When it comes to hiring a nanny, there’s nothing more important than getting to know the person you’re interviewing. After all, they may be the one who will care for your child soon. Interviews allow you to meet face-to-face with a potential nanny and provide the perfect opportunity for you both to get to know each other on a personal and professional level.
But what if you’ve never had to conduct an interview before? That’s where things can get tricky. Interviews, though simple in structure, often have multiple steps that can make planning and conducting one hard to handle — especially if you’re trying to take care of your kids throughout the whole process. But never fear! CanadianNanny.ca is here!

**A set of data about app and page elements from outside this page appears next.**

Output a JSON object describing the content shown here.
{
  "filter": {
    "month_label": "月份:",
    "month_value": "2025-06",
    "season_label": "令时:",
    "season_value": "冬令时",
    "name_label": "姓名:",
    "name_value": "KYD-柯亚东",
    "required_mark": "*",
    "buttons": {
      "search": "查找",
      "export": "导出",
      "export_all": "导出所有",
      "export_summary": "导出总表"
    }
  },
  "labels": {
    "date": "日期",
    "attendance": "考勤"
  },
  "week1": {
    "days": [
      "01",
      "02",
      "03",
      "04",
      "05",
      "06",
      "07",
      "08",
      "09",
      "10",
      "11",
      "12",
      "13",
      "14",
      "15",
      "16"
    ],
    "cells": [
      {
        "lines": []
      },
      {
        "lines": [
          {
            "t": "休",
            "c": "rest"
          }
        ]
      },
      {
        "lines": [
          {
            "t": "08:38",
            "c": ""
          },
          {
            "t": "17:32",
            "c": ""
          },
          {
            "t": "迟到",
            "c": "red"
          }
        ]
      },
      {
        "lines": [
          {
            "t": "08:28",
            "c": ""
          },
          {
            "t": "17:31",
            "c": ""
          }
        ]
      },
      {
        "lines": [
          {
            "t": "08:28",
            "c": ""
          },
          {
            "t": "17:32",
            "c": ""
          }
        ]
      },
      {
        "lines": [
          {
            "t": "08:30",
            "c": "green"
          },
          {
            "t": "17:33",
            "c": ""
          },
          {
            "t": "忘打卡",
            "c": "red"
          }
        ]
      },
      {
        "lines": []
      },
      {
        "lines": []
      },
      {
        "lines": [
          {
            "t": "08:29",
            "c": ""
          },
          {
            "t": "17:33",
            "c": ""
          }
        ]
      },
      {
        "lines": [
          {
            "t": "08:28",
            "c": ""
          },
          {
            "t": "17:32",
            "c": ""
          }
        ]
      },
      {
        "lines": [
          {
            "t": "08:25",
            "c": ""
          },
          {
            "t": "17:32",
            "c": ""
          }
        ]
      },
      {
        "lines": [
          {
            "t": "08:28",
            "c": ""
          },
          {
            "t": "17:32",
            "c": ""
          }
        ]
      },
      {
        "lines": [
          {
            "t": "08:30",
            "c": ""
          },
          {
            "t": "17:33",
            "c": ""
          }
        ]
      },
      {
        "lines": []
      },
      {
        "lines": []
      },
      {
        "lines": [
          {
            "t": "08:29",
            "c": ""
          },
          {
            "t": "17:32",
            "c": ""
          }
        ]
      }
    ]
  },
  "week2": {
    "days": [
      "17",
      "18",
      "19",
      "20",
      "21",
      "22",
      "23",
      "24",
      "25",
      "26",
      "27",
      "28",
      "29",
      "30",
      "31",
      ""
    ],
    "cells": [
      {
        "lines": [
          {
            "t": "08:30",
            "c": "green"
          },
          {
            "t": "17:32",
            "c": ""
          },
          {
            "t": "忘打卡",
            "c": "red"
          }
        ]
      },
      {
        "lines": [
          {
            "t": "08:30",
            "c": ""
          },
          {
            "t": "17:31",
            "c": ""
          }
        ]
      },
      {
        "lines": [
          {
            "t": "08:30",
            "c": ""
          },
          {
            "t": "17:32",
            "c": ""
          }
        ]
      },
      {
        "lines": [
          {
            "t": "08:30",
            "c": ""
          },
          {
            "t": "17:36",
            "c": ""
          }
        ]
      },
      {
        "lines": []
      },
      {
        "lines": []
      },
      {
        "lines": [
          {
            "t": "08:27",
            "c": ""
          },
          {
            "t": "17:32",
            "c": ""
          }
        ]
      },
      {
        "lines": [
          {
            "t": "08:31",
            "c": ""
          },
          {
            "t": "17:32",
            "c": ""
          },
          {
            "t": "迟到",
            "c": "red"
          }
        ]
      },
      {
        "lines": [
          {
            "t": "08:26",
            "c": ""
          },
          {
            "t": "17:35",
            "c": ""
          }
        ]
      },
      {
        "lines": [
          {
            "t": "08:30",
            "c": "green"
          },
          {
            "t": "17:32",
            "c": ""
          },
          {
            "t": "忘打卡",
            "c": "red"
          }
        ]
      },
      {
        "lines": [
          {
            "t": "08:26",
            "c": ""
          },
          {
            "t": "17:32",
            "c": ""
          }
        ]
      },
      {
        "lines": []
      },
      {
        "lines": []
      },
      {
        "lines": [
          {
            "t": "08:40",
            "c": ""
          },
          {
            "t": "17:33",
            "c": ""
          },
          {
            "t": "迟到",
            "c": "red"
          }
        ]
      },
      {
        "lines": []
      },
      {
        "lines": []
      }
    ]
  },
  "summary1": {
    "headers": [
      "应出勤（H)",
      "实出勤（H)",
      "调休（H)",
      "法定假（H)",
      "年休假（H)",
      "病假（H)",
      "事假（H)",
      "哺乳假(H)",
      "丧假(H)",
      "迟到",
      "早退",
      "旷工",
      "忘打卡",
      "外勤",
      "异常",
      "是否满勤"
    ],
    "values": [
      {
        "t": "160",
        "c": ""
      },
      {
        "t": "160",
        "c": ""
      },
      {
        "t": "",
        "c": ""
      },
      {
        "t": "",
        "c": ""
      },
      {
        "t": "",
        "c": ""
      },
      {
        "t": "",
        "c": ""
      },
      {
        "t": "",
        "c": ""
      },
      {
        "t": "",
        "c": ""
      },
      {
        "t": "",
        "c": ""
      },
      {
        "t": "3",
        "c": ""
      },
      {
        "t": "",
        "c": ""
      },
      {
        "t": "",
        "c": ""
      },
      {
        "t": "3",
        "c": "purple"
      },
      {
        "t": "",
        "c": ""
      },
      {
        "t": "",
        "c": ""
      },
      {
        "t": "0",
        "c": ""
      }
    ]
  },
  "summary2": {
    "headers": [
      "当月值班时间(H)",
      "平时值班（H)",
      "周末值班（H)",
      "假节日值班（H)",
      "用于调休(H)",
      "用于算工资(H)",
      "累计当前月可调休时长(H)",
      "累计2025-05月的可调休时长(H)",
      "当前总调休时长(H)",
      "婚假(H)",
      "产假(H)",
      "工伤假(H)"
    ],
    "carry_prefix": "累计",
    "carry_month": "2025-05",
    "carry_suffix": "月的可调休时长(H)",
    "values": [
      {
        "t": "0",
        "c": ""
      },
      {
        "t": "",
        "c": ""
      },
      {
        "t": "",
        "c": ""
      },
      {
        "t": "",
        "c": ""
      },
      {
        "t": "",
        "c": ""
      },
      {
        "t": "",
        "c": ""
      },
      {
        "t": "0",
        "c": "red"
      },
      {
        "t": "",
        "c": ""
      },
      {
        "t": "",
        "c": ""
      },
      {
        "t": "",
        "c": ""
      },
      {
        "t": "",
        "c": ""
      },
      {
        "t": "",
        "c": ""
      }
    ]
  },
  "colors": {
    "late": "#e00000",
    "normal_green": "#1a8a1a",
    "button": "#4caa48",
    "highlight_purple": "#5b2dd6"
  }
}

In this article, we’ve compiled a complete list of tips and tricks into a comprehensive “how-to” guide and your own master checklist for nanny interviews. If you want to learn more about conducting a nanny interview, finding the perfect fit for your family’s needs, and all the do’s and don’t of nanny interviews, read on!
Before the Interview
Before you even begin the interview process, you need to have a clear idea of what it is you need. Being prepared with all the right information in advance of an interview is critical if you want to have the best interview possible.
So what do you need to know? Start by mapping out the “5 W’s:”
- Who are you looking for? Understand the type of nanny and the personality you feel would be the best fit for your family.
- What will they be required to do? Create a clear outline of their duties and responsibilities.
- Where will they be living? If you are hiring for a live-in position, you need to be able to provide full details on their accommodations.
- Why do you need a nanny? Outline all the reasons that your family will benefit from having a nanny to better prepare both yourself and the nanny for a successful interview.
- When do you need a nanny to start? Pick a date and stick to it. Also be sure to know how long you’ll need a nanny for (i.e. only a summer, or permanently).
Another step is to do some reading up on proper interview techniques to get a better feel for how things should go. For some helpful resources, check out these articles:
During the Interview
An important thing to remember about interviews is that they are about getting to know each other. A sign of a great interview is when both parties leave feeling like they have a full understanding of how you might be able to work together.
Ultimately, an interview is both about ensuring the candidate understands the responsibilities of the role they are applying for and for you to get to know them and their abilities. That is why you should always be prepared to create the right environment for a successful interview.
Eliminating distractions, creating a welcoming environment, being open and honest about the role’s requirements, and understanding that they’re likely a little nervous goes a long way in setting the stage for a positive interview experience for you both.
If you’re struggling to come up with the right questions to ask, check out these helpful guides to all the nanny interview questions you may need to know:
After the Interview
During an interview, it’s always good to observe a nanny’s behaviours and make note of how they answer specific types of questions. By the end of an interview, you should be able to answer the following questions about them:
- What are their interests?
- How does their previous experience help your family?
- What special skills do they possess?
- How do they show respect and professionalism throughout the interview?
If you can answer all of these questions with confidence, you may have found the right nanny. However, it’s always good to back up that gut feeling with some examples from previous employers. Be sure to get a list of references you can contact to ensure that the nanny you saw in your interview is the nanny that others have seen as well.
You may also want to invest some time in having the nanny come in for a trial day. This will help you observe in advance how they interact with your children and give your kids the chance to say yay or nay to the potential hire as well.
Whether or not you choose to do a nanny trial, ultimately, your gut feeling is what you need to follow. As long as you feel they will be a good fit, you’re all set to offer them the job.
The Ultimate Nanny Interview Checklist
Before the Interview:
Make notes on:
Will your child(ren) be in attendance?
During the Interview:
At the end of the interview:
Request a list of references
After the Interview:
Can you answer the following questions about this nanny after the interview?
What are their interests?
How does their previous experience help your family?
What special skills do they possess?
How do they show respect and professionalism throughout the interview?
Would you like to offer them the position?
Do you want them to take part in a nanny trial?
If you don’t require a nanny trial: